View Full Version : Verbal sentence or nominal sentence?

12-29-2010, 09:07 PM

I am studying lesson 10 and 11 of madina book three regarding mubtada and khabar.

Would just like to know if the sentence "and i am going to the market" or "so I will come tomorrow" are verbal or nominal sentences. As they both start with a harf "and" and "so" I am confused as to whether they may be nominal sentences, as verbal sentence must begin with a verb e.g. "I am going to the market". Without the harf it is a clear verbal sentence.

Please let me know.

Jazakallah Khair

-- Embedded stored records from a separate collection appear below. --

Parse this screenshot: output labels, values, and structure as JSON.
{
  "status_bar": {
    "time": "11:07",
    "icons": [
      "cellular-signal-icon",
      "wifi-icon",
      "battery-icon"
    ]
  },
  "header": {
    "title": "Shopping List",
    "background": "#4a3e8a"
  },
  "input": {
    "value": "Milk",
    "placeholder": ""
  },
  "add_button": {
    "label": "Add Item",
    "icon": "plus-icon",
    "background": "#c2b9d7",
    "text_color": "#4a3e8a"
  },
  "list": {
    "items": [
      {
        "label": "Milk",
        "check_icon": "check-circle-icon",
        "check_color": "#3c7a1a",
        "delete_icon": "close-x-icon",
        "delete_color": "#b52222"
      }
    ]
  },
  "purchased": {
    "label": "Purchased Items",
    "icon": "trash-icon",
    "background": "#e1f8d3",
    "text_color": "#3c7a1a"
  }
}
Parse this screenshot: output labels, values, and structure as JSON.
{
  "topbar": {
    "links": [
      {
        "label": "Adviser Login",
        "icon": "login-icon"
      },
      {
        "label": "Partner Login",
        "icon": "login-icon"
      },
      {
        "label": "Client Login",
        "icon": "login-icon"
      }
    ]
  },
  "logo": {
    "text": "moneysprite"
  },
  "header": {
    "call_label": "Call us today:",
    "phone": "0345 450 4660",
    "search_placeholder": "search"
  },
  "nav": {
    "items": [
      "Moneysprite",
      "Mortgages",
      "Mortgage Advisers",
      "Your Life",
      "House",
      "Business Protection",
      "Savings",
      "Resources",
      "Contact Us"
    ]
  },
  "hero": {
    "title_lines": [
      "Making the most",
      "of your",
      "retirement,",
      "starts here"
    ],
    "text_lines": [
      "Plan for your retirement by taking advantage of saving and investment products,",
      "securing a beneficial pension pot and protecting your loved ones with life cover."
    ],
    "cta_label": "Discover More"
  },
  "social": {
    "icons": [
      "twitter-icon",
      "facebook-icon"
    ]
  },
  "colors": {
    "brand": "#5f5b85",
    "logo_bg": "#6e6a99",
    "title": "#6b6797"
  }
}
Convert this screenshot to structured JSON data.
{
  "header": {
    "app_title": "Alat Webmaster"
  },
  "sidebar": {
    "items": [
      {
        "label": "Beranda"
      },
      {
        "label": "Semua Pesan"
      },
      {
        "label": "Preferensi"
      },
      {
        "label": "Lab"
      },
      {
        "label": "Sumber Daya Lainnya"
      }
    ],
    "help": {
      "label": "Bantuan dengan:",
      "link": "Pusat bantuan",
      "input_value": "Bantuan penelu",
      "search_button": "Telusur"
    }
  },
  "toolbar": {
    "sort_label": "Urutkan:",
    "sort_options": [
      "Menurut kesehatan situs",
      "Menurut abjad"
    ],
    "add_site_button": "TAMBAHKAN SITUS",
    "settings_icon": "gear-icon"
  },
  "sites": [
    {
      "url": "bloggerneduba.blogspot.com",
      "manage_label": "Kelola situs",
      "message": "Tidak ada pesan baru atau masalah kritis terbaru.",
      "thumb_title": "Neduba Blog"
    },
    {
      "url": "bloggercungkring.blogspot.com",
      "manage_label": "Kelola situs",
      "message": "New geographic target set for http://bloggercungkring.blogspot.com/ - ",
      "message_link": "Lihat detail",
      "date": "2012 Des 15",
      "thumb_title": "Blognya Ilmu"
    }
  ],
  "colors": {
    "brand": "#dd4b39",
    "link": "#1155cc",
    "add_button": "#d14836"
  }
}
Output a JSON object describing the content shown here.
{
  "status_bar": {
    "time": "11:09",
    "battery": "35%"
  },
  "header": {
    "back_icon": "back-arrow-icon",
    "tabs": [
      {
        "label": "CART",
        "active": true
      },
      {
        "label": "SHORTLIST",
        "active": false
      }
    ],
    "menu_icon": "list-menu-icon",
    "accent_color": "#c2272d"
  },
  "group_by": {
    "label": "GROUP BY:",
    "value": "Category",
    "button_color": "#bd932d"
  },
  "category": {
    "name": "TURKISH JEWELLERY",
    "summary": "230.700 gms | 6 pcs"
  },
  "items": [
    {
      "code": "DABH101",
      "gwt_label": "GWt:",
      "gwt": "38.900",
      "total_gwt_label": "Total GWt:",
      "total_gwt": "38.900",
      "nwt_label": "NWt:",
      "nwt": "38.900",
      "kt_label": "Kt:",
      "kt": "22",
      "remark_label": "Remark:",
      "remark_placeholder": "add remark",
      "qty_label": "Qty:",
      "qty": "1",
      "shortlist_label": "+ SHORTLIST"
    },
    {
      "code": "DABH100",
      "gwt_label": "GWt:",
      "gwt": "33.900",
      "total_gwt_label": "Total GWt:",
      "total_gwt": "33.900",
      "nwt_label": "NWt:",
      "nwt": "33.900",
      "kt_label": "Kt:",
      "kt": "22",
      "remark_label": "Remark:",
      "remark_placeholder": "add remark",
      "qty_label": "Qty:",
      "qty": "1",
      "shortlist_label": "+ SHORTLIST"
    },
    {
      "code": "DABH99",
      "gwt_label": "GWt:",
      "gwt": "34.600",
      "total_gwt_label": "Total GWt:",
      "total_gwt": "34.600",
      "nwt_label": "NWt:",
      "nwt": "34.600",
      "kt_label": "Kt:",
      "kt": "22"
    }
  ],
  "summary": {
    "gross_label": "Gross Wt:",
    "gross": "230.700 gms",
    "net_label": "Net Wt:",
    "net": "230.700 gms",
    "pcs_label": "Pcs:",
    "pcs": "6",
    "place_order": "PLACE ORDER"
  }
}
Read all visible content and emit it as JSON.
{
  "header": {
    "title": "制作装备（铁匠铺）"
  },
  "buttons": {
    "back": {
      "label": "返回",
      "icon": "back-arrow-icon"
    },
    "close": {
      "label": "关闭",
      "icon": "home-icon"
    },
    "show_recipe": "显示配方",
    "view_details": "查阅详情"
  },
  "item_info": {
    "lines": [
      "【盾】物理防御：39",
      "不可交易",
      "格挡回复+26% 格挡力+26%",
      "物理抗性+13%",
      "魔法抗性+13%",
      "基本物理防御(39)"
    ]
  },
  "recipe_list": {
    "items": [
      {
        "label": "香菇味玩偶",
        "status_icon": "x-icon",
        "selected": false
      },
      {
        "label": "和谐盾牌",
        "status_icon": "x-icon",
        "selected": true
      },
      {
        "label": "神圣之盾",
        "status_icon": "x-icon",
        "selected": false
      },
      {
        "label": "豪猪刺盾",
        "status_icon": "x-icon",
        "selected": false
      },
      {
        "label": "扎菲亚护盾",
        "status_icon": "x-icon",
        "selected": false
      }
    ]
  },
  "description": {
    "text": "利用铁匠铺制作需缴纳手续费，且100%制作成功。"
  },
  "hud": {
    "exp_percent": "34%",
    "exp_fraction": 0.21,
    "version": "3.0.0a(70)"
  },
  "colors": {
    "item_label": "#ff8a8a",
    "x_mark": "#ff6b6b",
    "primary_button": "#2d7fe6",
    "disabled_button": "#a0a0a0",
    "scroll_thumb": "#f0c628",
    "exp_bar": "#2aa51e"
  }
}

12-30-2010, 02:02 AM
Walaikum Assalam

When classifying a sentence you must disregard conjuctions (harfu atfin). They are used to connect 2 sentences.

Hope this helps.

12-30-2010, 07:46 AM
This answers my question. Jazakallah Khair.

12-31-2010, 05:15 PM
Assalaamu ‘alaikum Sr. Halema,

In addition to the last reply, these points will also help in sha Allaah:

A) In Madinah Book 3, key to lesson 14, our Shaykh Dr. Abdur Rahim – حَفِظَهُ اللهُ discusses a sentence in the Qur’aan (2: 186) that starts with the Harf إِنَّ and he termed the sentence - quote : “ a nominal sentence”.

So a sentence that starts with a Harf like inna, is a jumlah ismiyyah.

B) This also applies to other Huruuf (plural of: Harf) like the Sisters of Inna . A sentence that starts with any of these is termed: a jumlah ismiyyah.

C) The Scholars of Arabic have divided Arabic sentences into only two types:

1) ismiyyah and
2) fi’liyyah.

If a sentence starting with a Harf was seen as a third type of sentence, they would have said type three is: jumlah Harfiyyah – but there is no such classification.

In conclusion, a Harf has no iraabic status (no syntactical /grammatical status) and a sentence is analysed as nominal or verbal in accordance with the verb or noun coming after the Harf.

This applies to any Harf – whether it is:

a) a Harf ‘aTf (a conjunction that connects two sentences like al-waaw, thumma), or

b) a Harf which starts a sentence like inna and her sisters, or

c) Harfu l-istifhaam - used to ask a question e.g.: "?a", "hal", (this is different to ismu l-istifhaam which is not ignored in the analysis as it is an ism), or

d) a Harf like the negative maa: ما النَّافِيَةُ

e.g. مَا ذَهَبْتُ إلى السوقِ = جُمْلَةٌ فِعْلِيَّةٌ

'I did not go to the market'


A Point For Students To Note:

Our respected Shaykh Abdur Rahim pointed out to me that students who want to analyse a sentence from the Madinah Books, should not translate it into English. They should write it in Arabic - just as it appears in the Book. Then we can analyse it. But if it is written in English, we will not comment on analysis via English constructions.